When you repeat the material, keep each line exact and omit the pictures.
[GIVEN DATA Boundary: Start]
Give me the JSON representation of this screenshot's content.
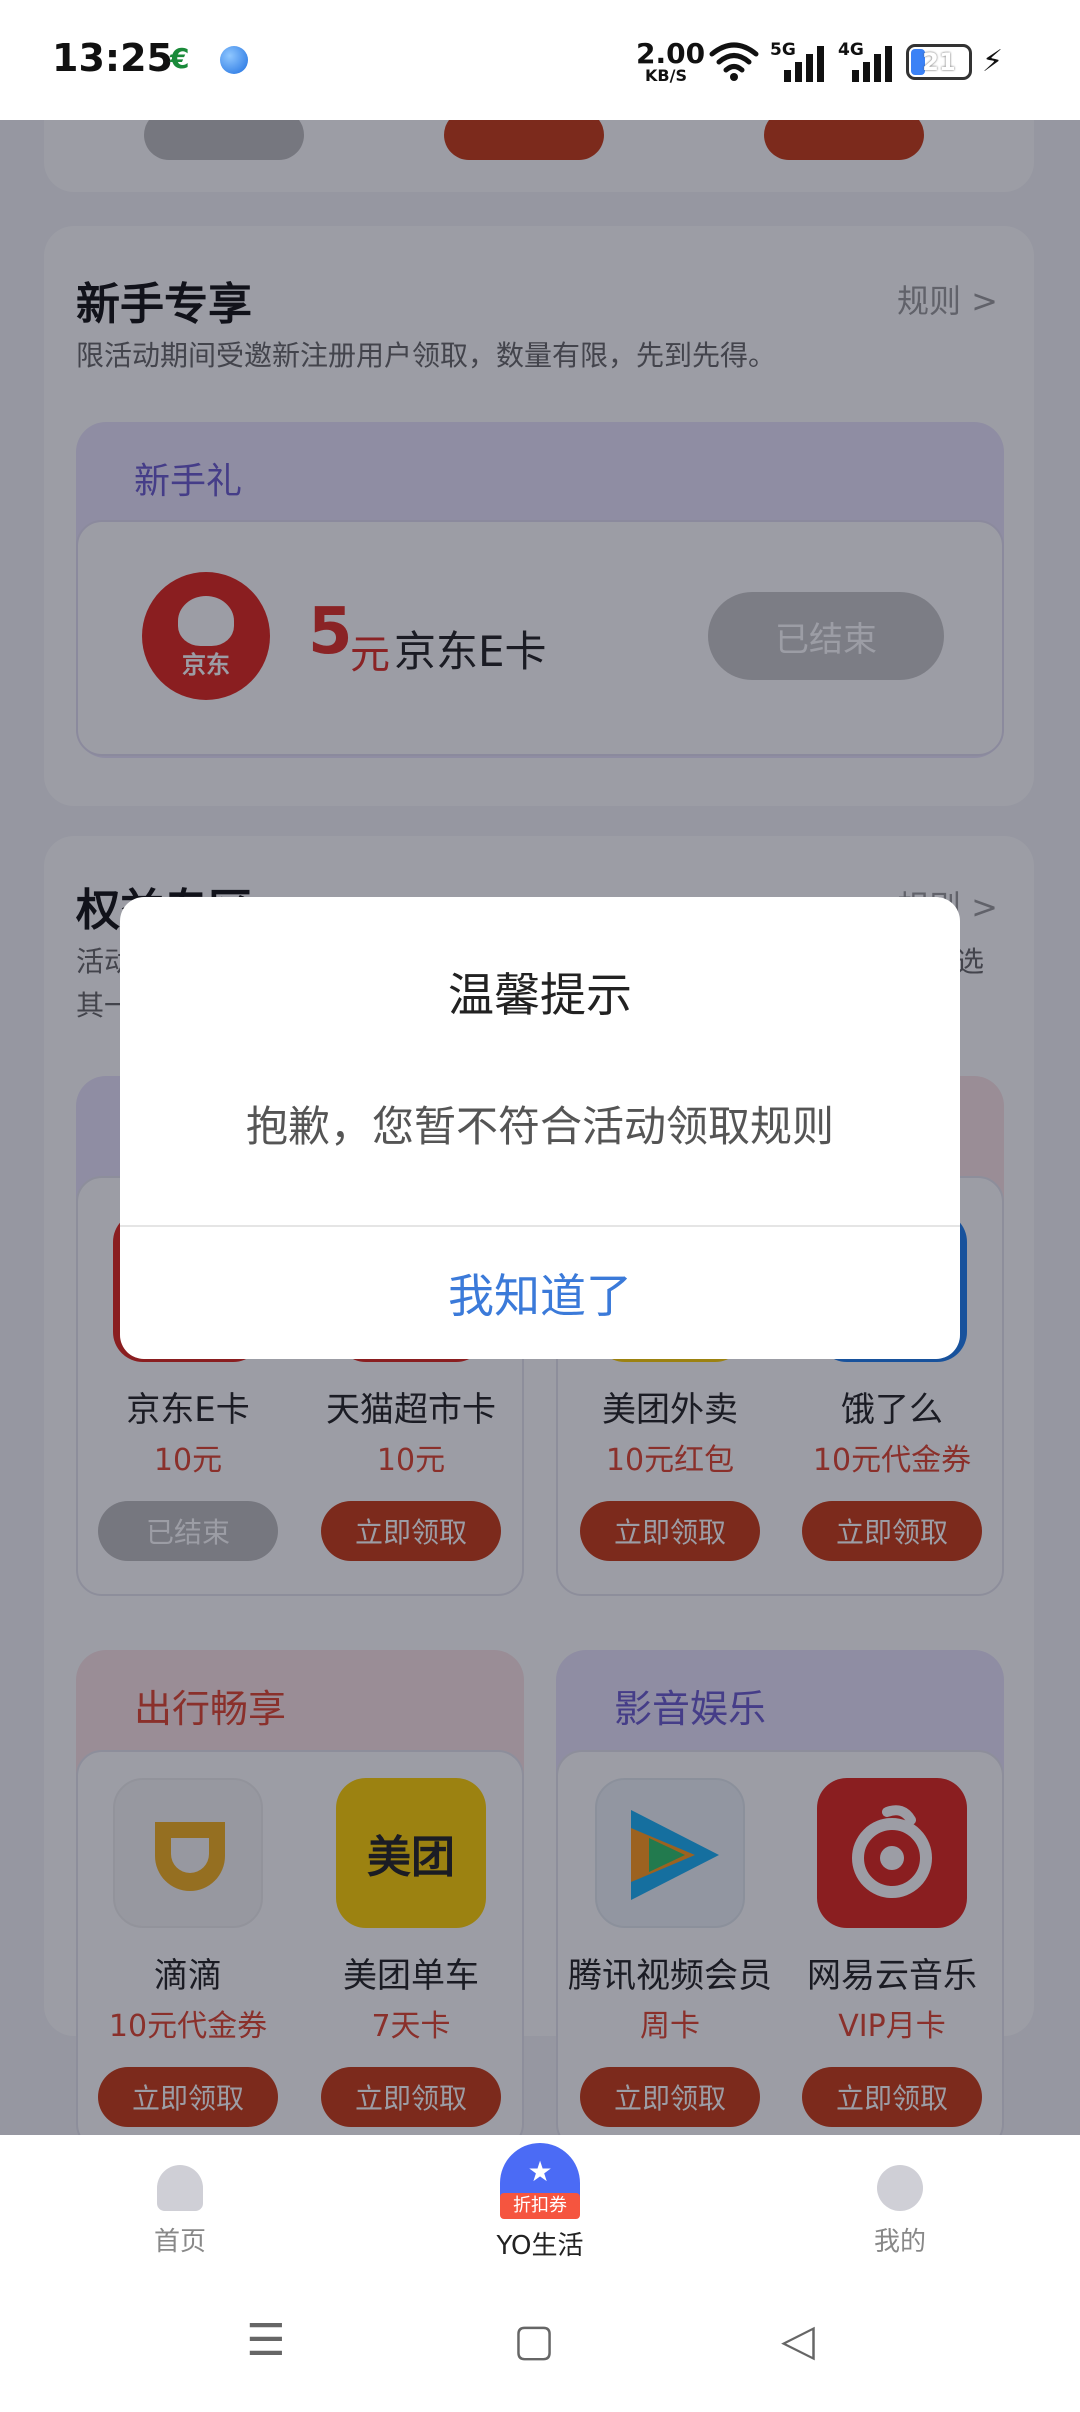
{
  "status_bar": {
    "time": "13:25",
    "net_speed_value": "2.00",
    "net_speed_unit": "KB/S",
    "sim1_type": "5G",
    "sim2_type": "4G",
    "battery": "21"
  },
  "newbie": {
    "title": "新手专享",
    "rule": "规则 >",
    "desc": "限活动期间受邀新注册用户领取，数量有限，先到先得。",
    "gift_label": "新手礼",
    "gift_logo_text": "京东",
    "gift_amount": "5",
    "gift_unit": "元",
    "gift_name": "京东E卡",
    "gift_button": "已结束"
  },
  "rights": {
    "title": "权益专区",
    "rule": "规则 >",
    "desc_left_line1": "活动",
    "desc_left_line2": "其一",
    "desc_right": "选",
    "items_row1": [
      {
        "name": "京东E卡",
        "value": "10元",
        "button": "已结束",
        "ended": true
      },
      {
        "name": "天猫超市卡",
        "value": "10元",
        "button": "立即领取",
        "ended": false
      },
      {
        "name": "美团外卖",
        "value": "10元红包",
        "button": "立即领取",
        "ended": false
      },
      {
        "name": "饿了么",
        "value": "10元代金券",
        "button": "立即领取",
        "ended": false
      }
    ],
    "travel_label": "出行畅享",
    "media_label": "影音娱乐",
    "items_row2": [
      {
        "name": "滴滴",
        "value": "10元代金券",
        "button": "立即领取",
        "icon": "didi-icon"
      },
      {
        "name": "美团单车",
        "value": "7天卡",
        "button": "立即领取",
        "icon": "meituan-icon",
        "logo_text": "美团"
      },
      {
        "name": "腾讯视频会员",
        "value": "周卡",
        "button": "立即领取",
        "icon": "tencent-video-icon"
      },
      {
        "name": "网易云音乐",
        "value": "VIP月卡",
        "button": "立即领取",
        "icon": "netease-music-icon"
      }
    ]
  },
  "bottom_nav": {
    "home": "首页",
    "yo": "YO生活",
    "yo_badge": "折扣券",
    "mine": "我的"
  },
  "dialog": {
    "title": "温馨提示",
    "message": "抱歉，您暂不符合活动领取规则",
    "confirm": "我知道了"
  },
  "colors": {
    "accent_red": "#e02e24",
    "button_red": "#c93a14",
    "dialog_link": "#3b7ad9"
  }
}
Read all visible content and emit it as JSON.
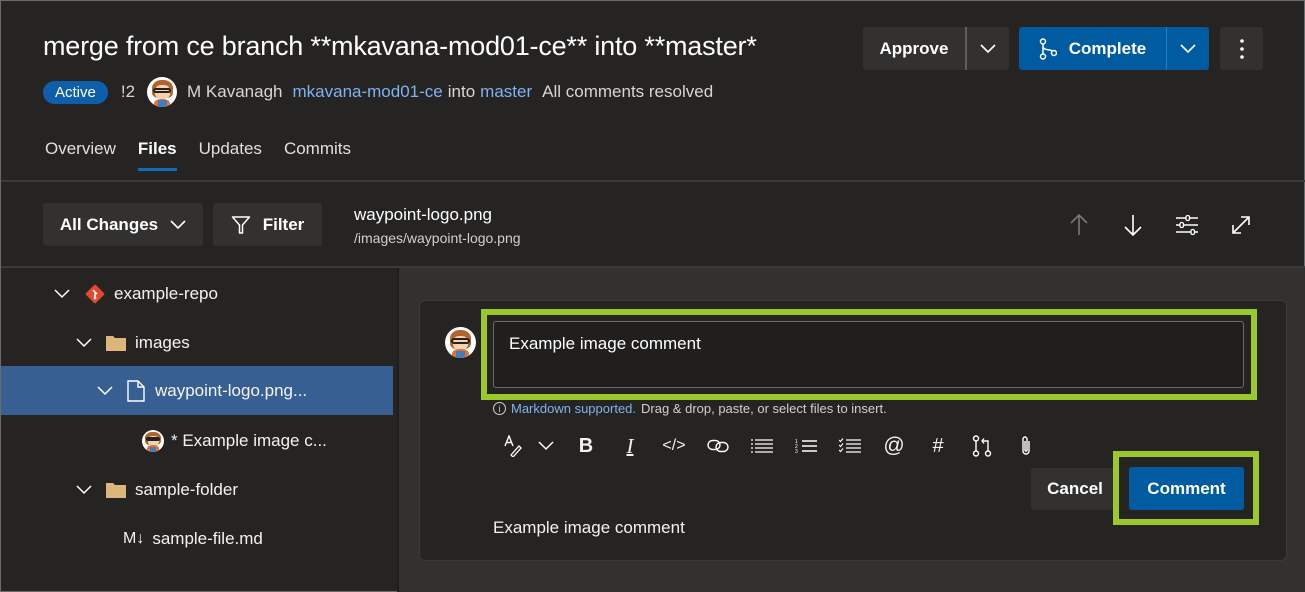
{
  "header": {
    "title": "merge from ce branch **mkavana-mod01-ce** into **master*",
    "status_badge": "Active",
    "pr_id": "!2",
    "author": "M Kavanagh",
    "source_branch": "mkavana-mod01-ce",
    "into_label": "into",
    "target_branch": "master",
    "comments_status": "All comments resolved"
  },
  "actions": {
    "approve_label": "Approve",
    "complete_label": "Complete",
    "complete_color": "#005ba1"
  },
  "tabs": [
    {
      "label": "Overview",
      "active": false
    },
    {
      "label": "Files",
      "active": true
    },
    {
      "label": "Updates",
      "active": false
    },
    {
      "label": "Commits",
      "active": false
    }
  ],
  "toolbar": {
    "all_changes_label": "All Changes",
    "filter_label": "Filter",
    "file_name": "waypoint-logo.png",
    "file_path": "/images/waypoint-logo.png"
  },
  "tree": {
    "items": [
      {
        "label": "example-repo",
        "type": "repo",
        "expanded": true
      },
      {
        "label": "images",
        "type": "folder",
        "expanded": true
      },
      {
        "label": "waypoint-logo.png...",
        "type": "file",
        "expanded": true,
        "selected": true
      },
      {
        "label": "* Example image c...",
        "type": "comment"
      },
      {
        "label": "sample-folder",
        "type": "folder",
        "expanded": true
      },
      {
        "label": "sample-file.md",
        "type": "markdown",
        "icon_text": "M↓"
      }
    ]
  },
  "comment": {
    "input_value": "Example image comment",
    "hint_link": "Markdown supported.",
    "hint_text": "Drag & drop, paste, or select files to insert.",
    "formatting": [
      "format-text",
      "format-dropdown",
      "bold",
      "italic",
      "code",
      "link",
      "bulleted-list",
      "numbered-list",
      "task-list",
      "mention",
      "work-item",
      "pull-request",
      "attach"
    ],
    "cancel_label": "Cancel",
    "submit_label": "Comment",
    "preview": "Example image comment",
    "highlight_color": "#9bc92b"
  }
}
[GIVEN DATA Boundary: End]
== EXERCISE OUTPUT ==
Give me the JSON representation of this screenshot's content.
{
  "status_bar": {
    "time": "13:25",
    "net_speed_value": "2.00",
    "net_speed_unit": "KB/S",
    "sim1_type": "5G",
    "sim2_type": "4G",
    "battery": "21"
  },
  "newbie": {
    "title": "新手专享",
    "rule": "规则 >",
    "desc": "限活动期间受邀新注册用户领取，数量有限，先到先得。",
    "gift_label": "新手礼",
    "gift_logo_text": "京东",
    "gift_amount": "5",
    "gift_unit": "元",
    "gift_name": "京东E卡",
    "gift_button": "已结束"
  },
  "rights": {
    "title": "权益专区",
    "rule": "规则 >",
    "desc_left_line1": "活动",
    "desc_left_line2": "其一",
    "desc_right": "选",
    "items_row1": [
      {
        "name": "京东E卡",
        "value": "10元",
        "button": "已结束",
        "ended": true
      },
      {
        "name": "天猫超市卡",
        "value": "10元",
        "button": "立即领取",
        "ended": false
      },
      {
        "name": "美团外卖",
        "value": "10元红包",
        "button": "立即领取",
        "ended": false
      },
      {
        "name": "饿了么",
        "value": "10元代金券",
        "button": "立即领取",
        "ended": false
      }
    ],
    "travel_label": "出行畅享",
    "media_label": "影音娱乐",
    "items_row2": [
      {
        "name": "滴滴",
        "value": "10元代金券",
        "button": "立即领取",
        "icon": "didi-icon"
      },
      {
        "name": "美团单车",
        "value": "7天卡",
        "button": "立即领取",
        "icon": "meituan-icon",
        "logo_text": "美团"
      },
      {
        "name": "腾讯视频会员",
        "value": "周卡",
        "button": "立即领取",
        "icon": "tencent-video-icon"
      },
      {
        "name": "网易云音乐",
        "value": "VIP月卡",
        "button": "立即领取",
        "icon": "netease-music-icon"
      }
    ]
  },
  "bottom_nav": {
    "home": "首页",
    "yo": "YO生活",
    "yo_badge": "折扣券",
    "mine": "我的"
  },
  "dialog": {
    "title": "温馨提示",
    "message": "抱歉，您暂不符合活动领取规则",
    "confirm": "我知道了"
  },
  "colors": {
    "accent_red": "#e02e24",
    "button_red": "#c93a14",
    "dialog_link": "#3b7ad9"
  }
}
Read all visible content and emit it as JSON.
{
  "header": {
    "title": "merge from ce branch **mkavana-mod01-ce** into **master*",
    "status_badge": "Active",
    "pr_id": "!2",
    "author": "M Kavanagh",
    "source_branch": "mkavana-mod01-ce",
    "into_label": "into",
    "target_branch": "master",
    "comments_status": "All comments resolved"
  },
  "actions": {
    "approve_label": "Approve",
    "complete_label": "Complete",
    "complete_color": "#005ba1"
  },
  "tabs": [
    {
      "label": "Overview",
      "active": false
    },
    {
      "label": "Files",
      "active": true
    },
    {
      "label": "Updates",
      "active": false
    },
    {
      "label": "Commits",
      "active": false
    }
  ],
  "toolbar": {
    "all_changes_label": "All Changes",
    "filter_label": "Filter",
    "file_name": "waypoint-logo.png",
    "file_path": "/images/waypoint-logo.png"
  },
  "tree": {
    "items": [
      {
        "label": "example-repo",
        "type": "repo",
        "expanded": true
      },
      {
        "label": "images",
        "type": "folder",
        "expanded": true
      },
      {
        "label": "waypoint-logo.png...",
        "type": "file",
        "expanded": true,
        "selected": true
      },
      {
        "label": "* Example image c...",
        "type": "comment"
      },
      {
        "label": "sample-folder",
        "type": "folder",
        "expanded": true
      },
      {
        "label": "sample-file.md",
        "type": "markdown",
        "icon_text": "M↓"
      }
    ]
  },
  "comment": {
    "input_value": "Example image comment",
    "hint_link": "Markdown supported.",
    "hint_text": "Drag & drop, paste, or select files to insert.",
    "formatting": [
      "format-text",
      "format-dropdown",
      "bold",
      "italic",
      "code",
      "link",
      "bulleted-list",
      "numbered-list",
      "task-list",
      "mention",
      "work-item",
      "pull-request",
      "attach"
    ],
    "cancel_label": "Cancel",
    "submit_label": "Comment",
    "preview": "Example image comment",
    "highlight_color": "#9bc92b"
  }
}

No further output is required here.